Research Studies

As part of Paranormal Phenomena Research & Investigation’s commitment to the advancement of public education in parapsychology, this section publishes reputable parapsychological research studies.

Extrasensory Perception Studies







  • Sheldrake, R., Lawlor, C., & Turney, J. (1998). Perceptive pets: A survey in London. Rivista di Biologia, 91, 57-74. [Telepathy observed in animals. Animal responses not based on conditioning of routine times/vehicles].





  • Sheldrake, R., & Avraamids, L. (2009). Sensing the sending of SMS messages: An automated test.  Explore: The Journal of Science and Healing, 5, 272-276. [Statistically significant telepathy results using SMS communication. Re-tested under filmed conditions resulted in statistical significance].


  • Sheldrake, R., & Beharee, A. (2009). A rapid online telepathy testPsychological Reports, 104, 957-970. [Participants were able to guess who sent them a message with statistical significant results. Guessing bias was found. Decline effect found. One subject repeated scored above chance].


  • Sheldrake, R., & Lambert, M. (2007). An automated online telepathy test. Journal of Scientific Exploration, 21(3), 511-522. [Participants were able to guess who sent them a message with statistical significant results. Cheating not completely ruled out. Hit rates were suggestive only. Other forms of ESP couldn’t be ruled out].


  • Sheldrake, R., & Smart, P. (2005). Testing for telepathy in connection with emailsPerceptual and Motor Skills, 101, 771-786. [Participants were able to guess who sent them an email message with statistical significant results. When tested under filmed conditions, statistical significant results were once again obtained].


  • Sheldrake, R., & Smart, P. (2004). Videotaped experiments on telephone telepathyJournal of Parapsychology, 67, 187-206. [Statistical significant results from participants guessing who is calling them (familiar with caller) while being video taped. Results were not significant when the caller was unknown to the participant. Confidence effects successfulness].



  • Sheldrake, R., & Smart, P. (2003). Experimental tests for telephone telepathyJournal of the Society of Psychic Research, 67, 184-199. [Statistical significant results when calls made randomly and at fixed times. Decline in success when participant was unfamiliar with caller. Emotional closeness is seemingly important].


  • Sheldrake, R. (2002). Apparent telepathy between babies and nursing mothers: A surveyJournal of the Society of Psychic Research, 66, 180-184. [Mothers claim milk let down (ready to flow) is a telepathic sign that their baby needs them. 62% experienced milk let down while away from baby, 16% seemed to coincide with baby needing them. 3 women felt something was wrong with baby when they were away from home and later found out they had been in some sort of accident. 5 women woke up shortly before their baby needed them during the night].

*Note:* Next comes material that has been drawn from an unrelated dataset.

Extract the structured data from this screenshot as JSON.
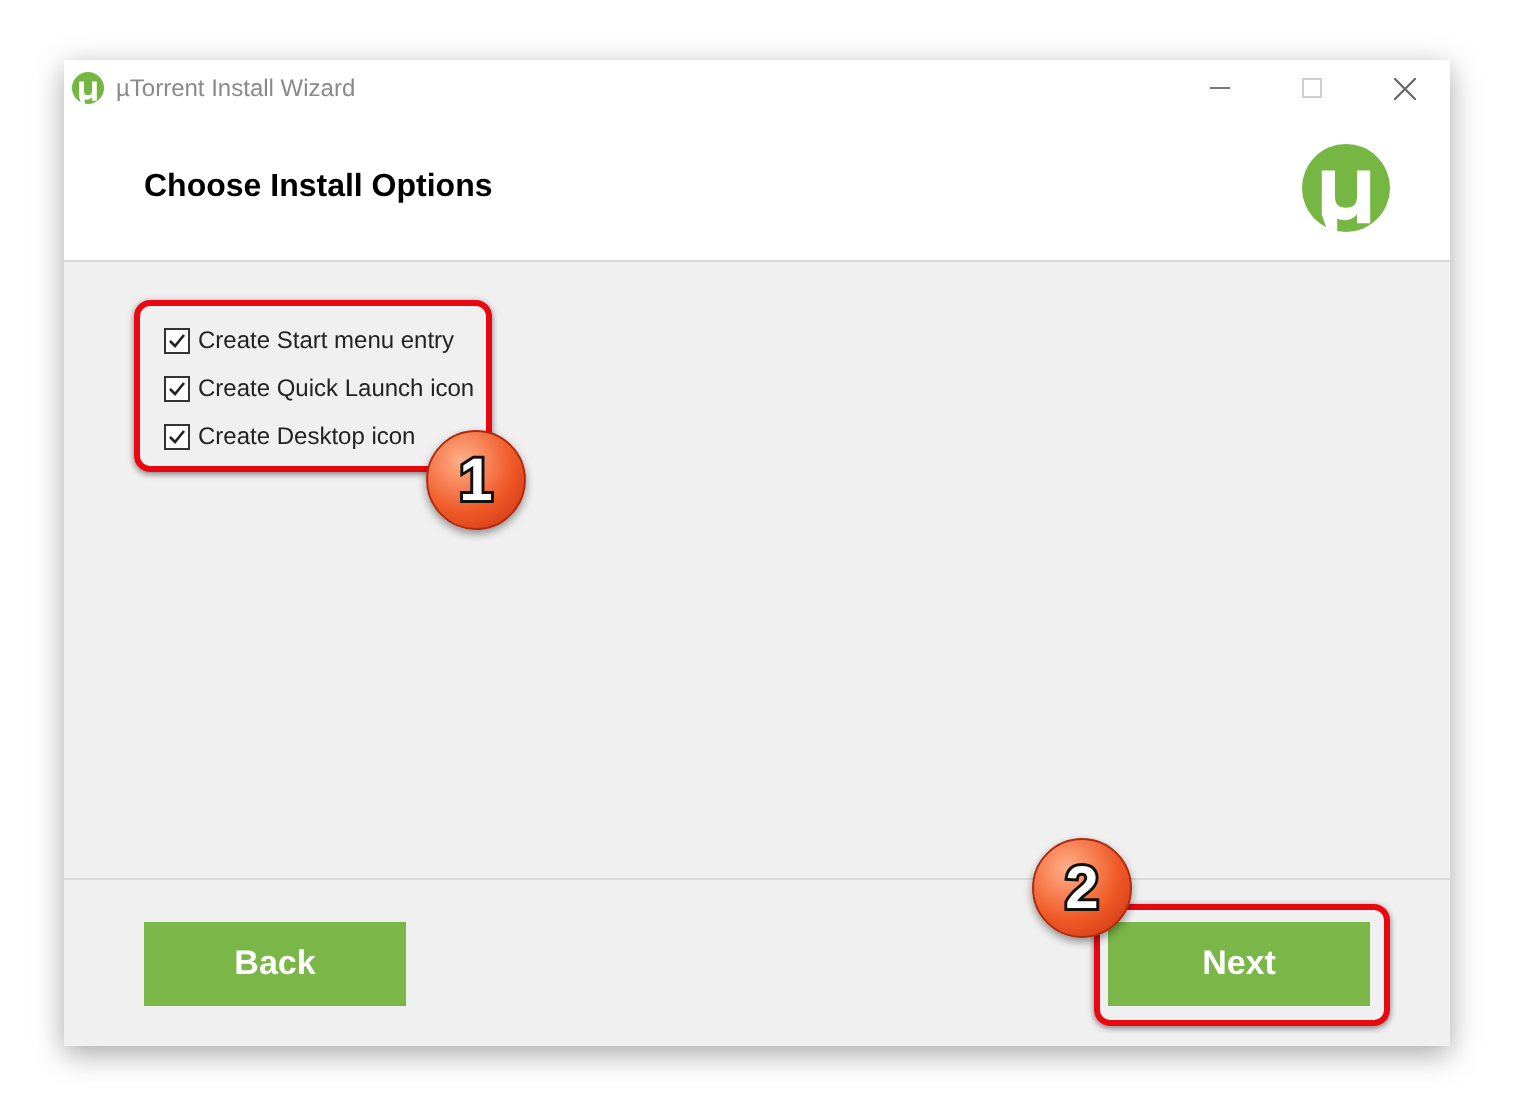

  • Sheldrake, R. (2000). Telepathic telephone calls: Two surveysJournal of the Society of Psychic Research, 64, 224-232. [Telepathic telephone calls may be one of the most commonly experienced psychic phenomena].

Mind-Matter Interaction Studies

  • Brucker, M. (2001). 2001: an energy odyssey. The Fürigen Papers. Institute for the Applicationof the Social Sciences. Maienfeld: Switzerland. [Mind-Matter Interaction causes molecular vibrations and heat resulting in structural loss in metal].


Survival of Consciousness Studies


  • Kerr, Christopher W.; Donnelly, James P.; Wright, Scott T.; Kuszczak, Sarah M.; Banas, Anne; Grant, Pei C.; Luczkiewicz, Debra L. (2014). End-of-Life Dreams and Visions: A Longitudinal Study of Hospice Patients’ Experiences. Journal of Palliative Medicine, 17(3), 296–303.doi:10.1089/jpm.2013.0371 [End-of-life dreams and visions (ELDVs) are commonly experienced during the dying process, characterized by a consistent sense of realism and marked emotional significance. ELDVs may be a profound source of potential meaning and comfort for the dying].





  • Williams, B., Ventola, A., & Wilson, M. (2008). Temperature in haunting experiences: A basic primer for paranormal enthusiasts. Retrieved from [Parapsychological studies suggest temperature changes may play a part in some, but probably not all, haunting experiences. Some temperature changes may be subjective while others may have a physical basis measurable using thermometers and thermal sensors. Geomagnetic activity may cause temperature changes via the Peltier effect].


  • Wiseman, R., Watt, C., Stevens, P., Greening, E., & O’Keeffee C. O. (2003). An investigation into alleged ‘hauntings’. British Journal of Psychology, 94(2), 191-211. doi:10.1348/000712603321661886 [Prior knowledge of location being haunted does not correlate to reports of unusual experiences. Unusual experiences correlate significantly with environmental factors such as magnetic fields and lighting levels.].

Last updated: Friday, February, 18 2022